It was kind of a last minute thing, but boy, am I glad we made the effort to see Ray Davies.
Originally I wanted to cover the show, his first in Vancouver since 2006 I believe, for my site, The Snipe News. But when the promoter (Perryscope) didn’t get back to us drastic measures were called for. Fortunately I noticed on Twitter that @weareperrsycope was giving away a pair of tickets. I RT’d, but knowing my girlfriend has all the luck (and more followers) when it comes to these things, I asked her to RT as well and voila!
We were on the beach (Wreck, but that’s another story) when we heard, so we didn’t have as much late-Friday-afternoon relaxing time as we would have liked. No matter; Davies put on a phenomenal show. He was backed up by second guitarist Bill Shanley (acoustic and electric) and, for a few songs, the opening band, L.A. power-pop quartet The 88.
This was the start of the songwriter’s West Coast North America 2012 tour, and I can promise that most if not all Kinks fans won’t be disappointed – as long as they’re not hoping for immaculate versions of Kinks klassics. Indeed, some of the songs approached garage-rock, with three electric guitars onstage for some tunes that appeared to have been, shall we say, under-rehearsed.
Still, Davies’ energy and charm, as well as The 88′s enthusiasm to be let loose on one of the best classic-rock catalogues ever, carried the show. Highlights for me included a rollicking version of “Where Have All the Good Times Gone”, a sweet “Come Dancing”, a sublime “Celluloid Heroes” and “Misfits” and even “You Really Got Me” – a played-and-covered-to-death number that I didn’t think I ever needed to hear again in my lifetime but which suddenly felt like we were witnessing the birth of the creation of the world, witnesses to the discovery of the Higgs Boson particle that underlies all rock ‘n’ roll.
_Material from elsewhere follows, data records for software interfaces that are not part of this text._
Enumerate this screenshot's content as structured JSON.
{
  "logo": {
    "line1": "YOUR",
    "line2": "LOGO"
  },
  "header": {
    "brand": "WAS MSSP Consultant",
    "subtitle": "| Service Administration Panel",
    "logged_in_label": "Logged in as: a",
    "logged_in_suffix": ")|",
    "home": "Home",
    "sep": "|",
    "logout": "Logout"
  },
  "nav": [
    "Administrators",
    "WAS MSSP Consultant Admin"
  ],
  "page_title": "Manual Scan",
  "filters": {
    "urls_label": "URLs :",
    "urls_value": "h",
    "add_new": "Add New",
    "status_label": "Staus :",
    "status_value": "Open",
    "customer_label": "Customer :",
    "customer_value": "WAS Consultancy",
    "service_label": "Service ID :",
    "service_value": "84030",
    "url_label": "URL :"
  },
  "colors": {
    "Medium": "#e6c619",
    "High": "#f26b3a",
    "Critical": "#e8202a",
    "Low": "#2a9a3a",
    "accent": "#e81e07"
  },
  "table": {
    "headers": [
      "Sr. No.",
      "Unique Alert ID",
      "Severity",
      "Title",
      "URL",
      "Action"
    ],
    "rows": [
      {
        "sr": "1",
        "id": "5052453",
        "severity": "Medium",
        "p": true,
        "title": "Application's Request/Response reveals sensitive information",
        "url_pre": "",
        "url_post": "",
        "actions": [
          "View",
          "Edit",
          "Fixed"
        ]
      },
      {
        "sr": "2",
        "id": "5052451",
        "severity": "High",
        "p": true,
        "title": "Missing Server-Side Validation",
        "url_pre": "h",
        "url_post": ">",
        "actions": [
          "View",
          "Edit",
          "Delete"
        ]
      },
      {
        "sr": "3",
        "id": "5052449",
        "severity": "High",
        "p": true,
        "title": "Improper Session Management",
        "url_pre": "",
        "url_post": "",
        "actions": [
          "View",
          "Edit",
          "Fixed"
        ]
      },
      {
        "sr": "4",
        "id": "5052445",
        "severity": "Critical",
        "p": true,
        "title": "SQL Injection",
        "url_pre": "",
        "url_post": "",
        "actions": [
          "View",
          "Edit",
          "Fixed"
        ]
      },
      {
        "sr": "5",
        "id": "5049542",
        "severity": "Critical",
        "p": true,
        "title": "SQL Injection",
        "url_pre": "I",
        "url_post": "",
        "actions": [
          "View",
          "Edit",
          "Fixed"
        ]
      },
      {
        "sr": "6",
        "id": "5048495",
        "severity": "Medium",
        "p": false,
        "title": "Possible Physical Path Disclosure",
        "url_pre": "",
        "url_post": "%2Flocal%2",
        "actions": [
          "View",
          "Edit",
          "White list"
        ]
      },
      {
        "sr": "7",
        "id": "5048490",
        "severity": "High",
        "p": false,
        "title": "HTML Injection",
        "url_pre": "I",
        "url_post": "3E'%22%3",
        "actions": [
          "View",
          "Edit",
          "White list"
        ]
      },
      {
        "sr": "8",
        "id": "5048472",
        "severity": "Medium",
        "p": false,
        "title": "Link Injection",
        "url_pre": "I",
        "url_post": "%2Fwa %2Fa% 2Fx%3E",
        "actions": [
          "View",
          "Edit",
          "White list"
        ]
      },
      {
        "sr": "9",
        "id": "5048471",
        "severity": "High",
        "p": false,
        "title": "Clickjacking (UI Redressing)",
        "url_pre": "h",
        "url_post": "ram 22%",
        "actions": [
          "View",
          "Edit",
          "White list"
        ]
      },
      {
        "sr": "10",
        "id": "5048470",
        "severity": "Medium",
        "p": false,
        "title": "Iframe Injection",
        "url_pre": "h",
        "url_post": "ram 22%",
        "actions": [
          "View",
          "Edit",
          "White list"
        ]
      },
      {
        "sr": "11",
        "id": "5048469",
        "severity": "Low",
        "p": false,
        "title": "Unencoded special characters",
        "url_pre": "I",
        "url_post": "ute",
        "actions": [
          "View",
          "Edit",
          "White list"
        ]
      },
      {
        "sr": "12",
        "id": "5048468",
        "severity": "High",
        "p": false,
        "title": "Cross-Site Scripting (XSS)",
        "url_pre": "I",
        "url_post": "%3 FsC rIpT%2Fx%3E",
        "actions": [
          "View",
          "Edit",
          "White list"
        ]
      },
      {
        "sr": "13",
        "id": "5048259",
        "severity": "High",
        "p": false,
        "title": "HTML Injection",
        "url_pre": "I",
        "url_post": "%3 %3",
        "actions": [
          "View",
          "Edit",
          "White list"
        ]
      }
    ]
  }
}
Anyway. Davies only came out for one encore – “Low Budget”. We demanded more – I can’t remember the last time I was at a show where the audience kept up this noise level for this long – but it was not to be. It wasn’t enough, but then, he would have had to play all night.